After the devastation caused to cinemas across the country on September 21, the Pakistan Film Exhibitor’s Association is demanding that the government compensate it for the losses it suffered. This is an idea the government needs to consider, not just for cinema owners but for every business that suffered damages during the protests, not least because the government ended up encouraging people to come out on the streets by declaring the day a national holiday. Security is the sole responsibility of the state and it has failed so miserably in the task that it must now bear the costs of damage and recovery. Small business owners usually cannot afford insurance and scarcely have the resources to build their enterprises from the ground up. The initial package announced by the government is a start but these funds must be disbursed immediately and more should be forthcoming.
Cinema owners, in particular, have been in dire need of government assistance even before their cinemas were destroyed. For decades, a pointless government ban on showing Indian movies, coupled with the decaying local industry, brought the cinema industry to its knees. Just as the ban was lifted and the industry started its slow recovery, along came the protestors. Compensating cinema owners for these losses is not only vital for them, but also for a country that has few avenues of entertainment and public spaces to speak of.

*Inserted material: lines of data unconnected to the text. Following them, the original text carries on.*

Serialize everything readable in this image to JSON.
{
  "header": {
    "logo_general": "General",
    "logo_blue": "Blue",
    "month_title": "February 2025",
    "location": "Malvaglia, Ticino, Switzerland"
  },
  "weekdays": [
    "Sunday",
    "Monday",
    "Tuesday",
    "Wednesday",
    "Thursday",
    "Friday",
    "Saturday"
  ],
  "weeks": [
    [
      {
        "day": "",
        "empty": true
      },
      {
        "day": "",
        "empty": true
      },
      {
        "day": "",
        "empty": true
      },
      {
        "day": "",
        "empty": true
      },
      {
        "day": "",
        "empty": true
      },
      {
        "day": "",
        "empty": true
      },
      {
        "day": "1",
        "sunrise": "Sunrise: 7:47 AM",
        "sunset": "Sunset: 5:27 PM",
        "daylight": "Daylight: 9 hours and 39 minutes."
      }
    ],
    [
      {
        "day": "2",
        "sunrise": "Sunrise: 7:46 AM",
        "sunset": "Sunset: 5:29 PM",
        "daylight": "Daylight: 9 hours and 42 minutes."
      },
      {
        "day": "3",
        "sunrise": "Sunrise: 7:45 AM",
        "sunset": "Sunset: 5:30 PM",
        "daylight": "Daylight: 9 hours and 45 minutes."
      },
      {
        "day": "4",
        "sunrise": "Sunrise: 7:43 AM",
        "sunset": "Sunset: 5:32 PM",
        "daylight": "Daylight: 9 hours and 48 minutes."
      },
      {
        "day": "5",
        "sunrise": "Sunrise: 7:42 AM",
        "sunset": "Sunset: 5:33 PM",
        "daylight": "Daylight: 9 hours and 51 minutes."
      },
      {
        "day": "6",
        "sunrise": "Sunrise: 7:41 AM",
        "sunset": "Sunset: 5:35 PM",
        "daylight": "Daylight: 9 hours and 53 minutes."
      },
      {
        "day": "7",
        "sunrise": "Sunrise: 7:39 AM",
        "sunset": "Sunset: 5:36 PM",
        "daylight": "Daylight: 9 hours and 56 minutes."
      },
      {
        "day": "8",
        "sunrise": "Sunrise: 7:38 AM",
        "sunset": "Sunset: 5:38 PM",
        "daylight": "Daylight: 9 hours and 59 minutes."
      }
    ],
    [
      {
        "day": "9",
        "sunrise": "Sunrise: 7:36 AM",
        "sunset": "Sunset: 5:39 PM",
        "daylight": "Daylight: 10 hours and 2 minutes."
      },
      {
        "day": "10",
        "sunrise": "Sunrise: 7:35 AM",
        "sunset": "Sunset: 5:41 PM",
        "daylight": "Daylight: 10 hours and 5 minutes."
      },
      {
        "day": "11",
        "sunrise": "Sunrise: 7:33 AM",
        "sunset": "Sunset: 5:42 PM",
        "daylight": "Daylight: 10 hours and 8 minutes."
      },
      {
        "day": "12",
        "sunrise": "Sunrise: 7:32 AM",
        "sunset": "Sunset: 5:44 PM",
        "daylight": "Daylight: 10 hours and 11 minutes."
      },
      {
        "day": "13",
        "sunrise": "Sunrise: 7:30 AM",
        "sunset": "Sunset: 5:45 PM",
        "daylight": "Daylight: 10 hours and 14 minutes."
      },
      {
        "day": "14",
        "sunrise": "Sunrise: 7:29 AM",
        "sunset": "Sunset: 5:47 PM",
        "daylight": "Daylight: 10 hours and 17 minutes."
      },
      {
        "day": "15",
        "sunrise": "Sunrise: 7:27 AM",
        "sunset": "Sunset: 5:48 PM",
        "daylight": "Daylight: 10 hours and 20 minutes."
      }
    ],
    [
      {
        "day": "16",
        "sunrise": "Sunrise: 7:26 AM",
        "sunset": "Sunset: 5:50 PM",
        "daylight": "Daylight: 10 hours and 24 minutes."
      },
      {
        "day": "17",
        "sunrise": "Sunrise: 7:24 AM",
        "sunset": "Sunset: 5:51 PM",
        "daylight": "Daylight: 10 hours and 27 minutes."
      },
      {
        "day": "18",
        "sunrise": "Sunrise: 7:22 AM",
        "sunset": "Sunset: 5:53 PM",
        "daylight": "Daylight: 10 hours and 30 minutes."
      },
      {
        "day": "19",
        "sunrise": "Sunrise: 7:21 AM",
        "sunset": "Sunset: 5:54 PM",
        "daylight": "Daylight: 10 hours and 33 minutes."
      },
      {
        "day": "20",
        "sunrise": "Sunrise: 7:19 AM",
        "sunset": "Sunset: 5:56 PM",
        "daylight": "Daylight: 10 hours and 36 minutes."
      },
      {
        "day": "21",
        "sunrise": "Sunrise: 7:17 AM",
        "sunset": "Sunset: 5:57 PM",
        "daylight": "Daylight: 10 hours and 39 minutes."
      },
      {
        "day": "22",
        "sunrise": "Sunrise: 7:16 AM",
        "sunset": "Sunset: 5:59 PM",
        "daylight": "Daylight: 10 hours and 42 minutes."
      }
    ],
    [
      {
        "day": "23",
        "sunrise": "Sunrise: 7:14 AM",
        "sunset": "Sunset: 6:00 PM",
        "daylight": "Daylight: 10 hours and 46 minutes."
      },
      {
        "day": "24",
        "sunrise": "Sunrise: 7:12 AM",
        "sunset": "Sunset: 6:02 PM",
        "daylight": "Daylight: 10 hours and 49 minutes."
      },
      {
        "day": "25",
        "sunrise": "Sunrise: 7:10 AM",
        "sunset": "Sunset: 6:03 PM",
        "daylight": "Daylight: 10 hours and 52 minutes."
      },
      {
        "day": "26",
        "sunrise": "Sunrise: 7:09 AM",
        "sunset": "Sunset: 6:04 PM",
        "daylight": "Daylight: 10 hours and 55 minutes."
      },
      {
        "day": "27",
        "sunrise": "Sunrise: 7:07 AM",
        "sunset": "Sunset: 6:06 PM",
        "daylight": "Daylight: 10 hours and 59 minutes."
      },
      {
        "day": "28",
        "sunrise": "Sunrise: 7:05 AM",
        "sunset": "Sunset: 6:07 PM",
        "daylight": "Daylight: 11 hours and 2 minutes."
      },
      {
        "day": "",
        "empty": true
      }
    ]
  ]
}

Now that it has been established that cinemas will be a prime target during religious protests, the government also needs to go beyond monetary help. It should provide security at cinemas just as it should at the franchises of Western fast food chains because these are often the first sites in the protestors’ crosshairs. However, ideally, the government should ensure foolproof security everywhere since the police seem to disappear into thin air when mobs attack. Next time, the government should not be caught without its guard on and if it is, it should ensure that it restores all that has been destroyed.